Junk mail arrives in my mailbox nearly every day—requests for contributions from charities I never heard of, coupons for the latest whimsical restaurants, deals supposedly too good to pass up on home services, even advertisements for the best private academies to give a potential John Jr. the best start in life. And then I sometimes receive an invitation to a complimentary meal from a retirement planner who wants me to hand over my life savings and let him care for it. The latest invitation in the mailbox was an eye-opener from a pair of local businesses, funeral homes to be specific, seeking my attendance at a “pre-planning” seminar.
Pre-planning for what? Oh, that. Really? Is it time already? Do you know something I don’t know?
I understand that I have crossed the peak of Mount Middle Age and am picking up speed heading down the other side, but I don’t think I’m ready for the knacker’s yard yet. My first question on opening that ominous invitation was, “How did they get my name?” Obviously, if the businesses expect a return on their advertising investment, the solicitation needs to be targeted toward those likely to use the service.
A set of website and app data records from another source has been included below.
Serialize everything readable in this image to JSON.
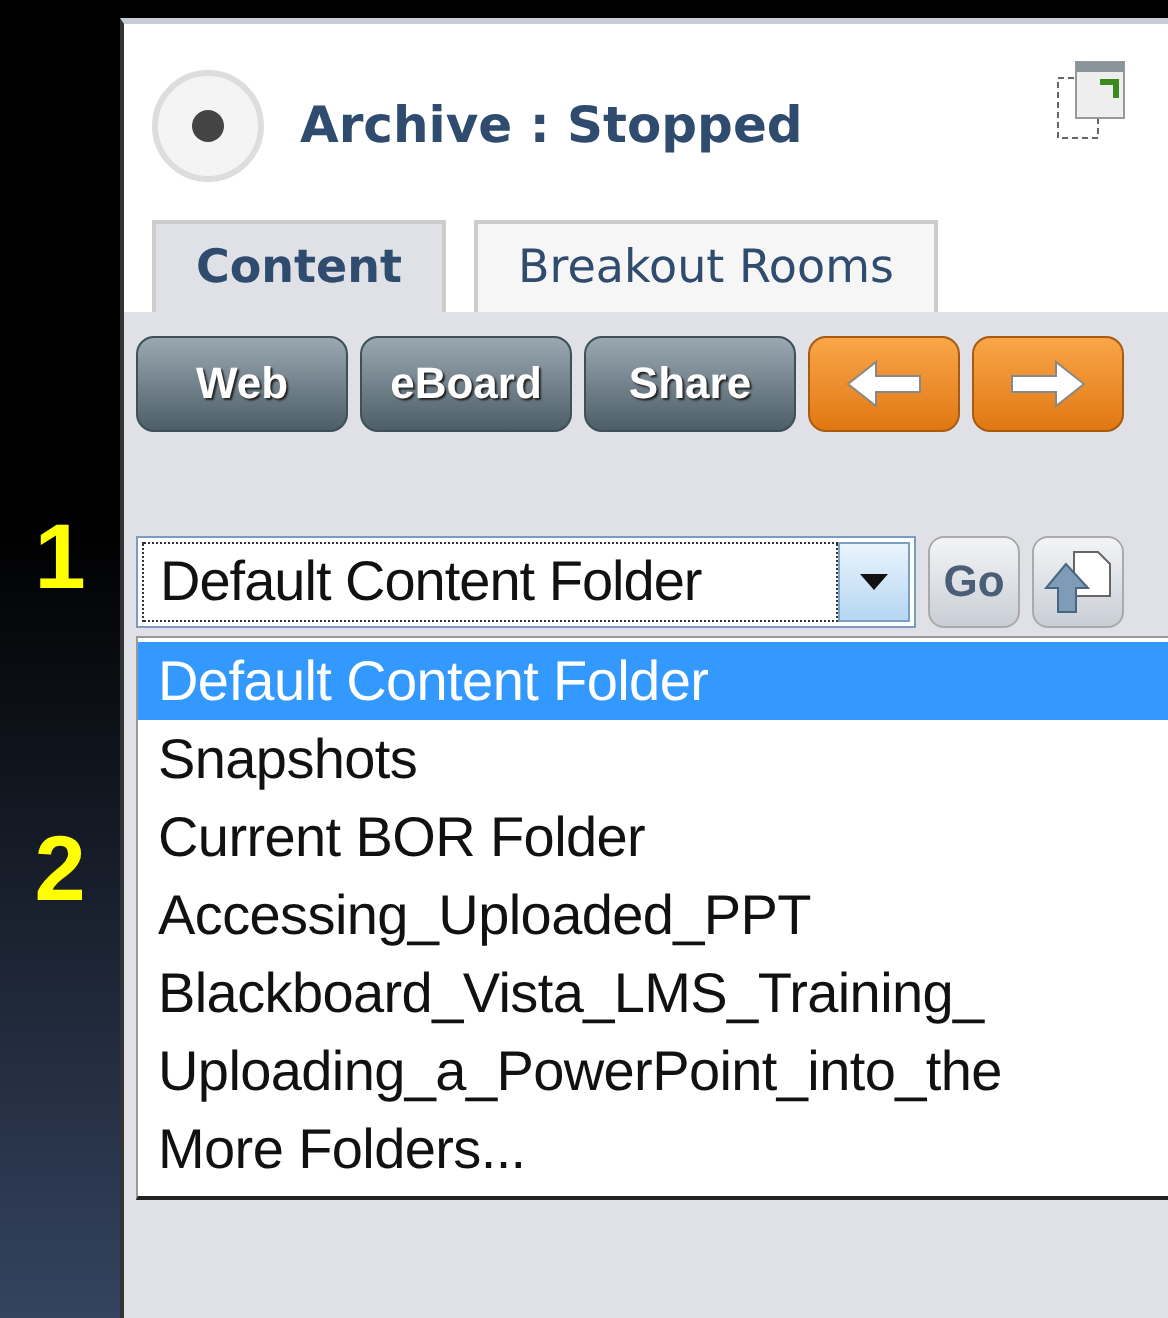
{
  "markers": [
    "1",
    "2"
  ],
  "header": {
    "title": "Archive : Stopped"
  },
  "tabs": [
    {
      "label": "Content",
      "selected": true
    },
    {
      "label": "Breakout Rooms",
      "selected": false
    }
  ],
  "toolbar": [
    {
      "kind": "text",
      "label": "Web"
    },
    {
      "kind": "text",
      "label": "eBoard"
    },
    {
      "kind": "text",
      "label": "Share"
    },
    {
      "kind": "arrow-left"
    },
    {
      "kind": "arrow-right"
    }
  ],
  "folder_select": {
    "value": "Default Content Folder",
    "expanded": true
  },
  "go_button": "Go",
  "dropdown": [
    {
      "label": "Default Content Folder",
      "selected": true
    },
    {
      "label": "Snapshots",
      "selected": false
    },
    {
      "label": "Current BOR Folder",
      "selected": false
    },
    {
      "label": "Accessing_Uploaded_PPT",
      "selected": false
    },
    {
      "label": "Blackboard_Vista_LMS_Training_",
      "selected": false
    },
    {
      "label": "Uploading_a_PowerPoint_into_the",
      "selected": false
    },
    {
      "label": "More Folders...",
      "selected": false
    }
  ]
}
Did they catch my face on a roadside camera during one of Raleigh’s famous traffic jams? Perhaps some newfangled sensor measured my blood pressure as I watched yet another idiot cell-phoning instead of driving? Did my response reveal too much? “This guy is likely to blow a gasket soon. Add him to the list. We have a spot in our seminar for him.”
Might someone in the medical profession have shared the names of patients who have the potential not to need their bucket list much longer? Could the nationally known organization, the Acquired Abundance of Respectable Partisans, rent out their membership lists to businesses wanting to target the over-fifty-five demographic?
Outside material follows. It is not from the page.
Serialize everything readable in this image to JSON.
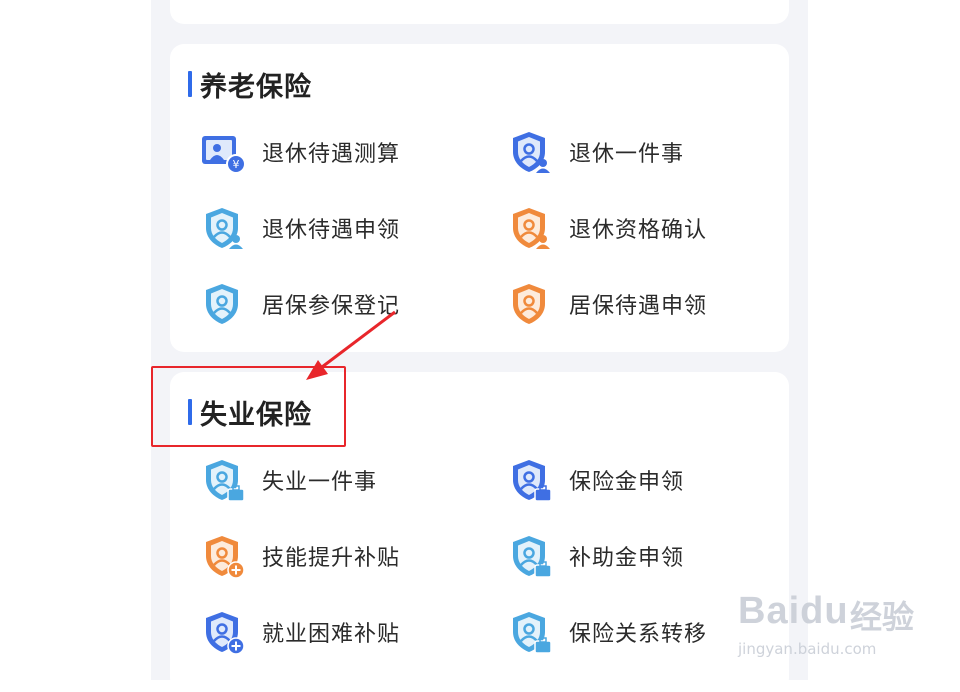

I may never know how I ended up on the list, but the invitation does stir the thoughts. No one gets out of life alive. We all die. And what we believe about what comes next should flavor how we live now. The advertisement’s catch phrase, “pre-planning” seminar, is spot on because I need to live ready for the next phase.
Some scoff at the idea of a next life or embrace the hope that we can come back and try again, perhaps with a different set of circumstances. My hope comes from another Source.
And just as each person is destined to die once and after that comes judgment, so also Christ died once for all time as a sacrifice to take away the sins of many people. He will come again, not to deal with our sins, but to bring salvation to all who are eagerly waiting for Him.
Hebrews 9:27-28 NLT
Have you read the conversation Jesus had with the thief dying beside Him on the next cross? It’s short, to the point, and dripping with hope.
One of the criminals hanging beside Him scoffed, “So You’re the Messiah, are You? Prove it by saving Yourself—and us, too, while You’re at it!” But the other criminal protested, “Don’t you fear God even when you have been sentenced to die? We deserve to die for our crimes, but this man hasn’t done anything wrong.” Then he said, “Jesus, remember me when You come into Your Kingdom.” And Jesus replied, “I assure you, today you will be with Me in paradise.”
Luke 23:39-43 NLT
We have it on the authority of the Son of God that there is another life after this. That thief closed his eyes on earth and awakened in a place beyond description. One famous evangelist, Paul, amplified the idea with these words:
Yes, we are fully confident, and we would rather be away from these earthly bodies, for then we will be at home with the Lord. 2 Corinthians 5:8 NLT
Connect with me if you have questions about your destiny or if I can help you find the path. Hope is a sweet companion to have inside us as we do life.
I’m certain of my destination, but in the meantime I have high hopes of making continued contributions to the lives of others, of accomplishing things I’ve not yet considered, of growing stronger in personal character, and of digging deeper into the life of faith in God.
My bucket list is growing longer not shorter, and I won’t be done…until I’m done.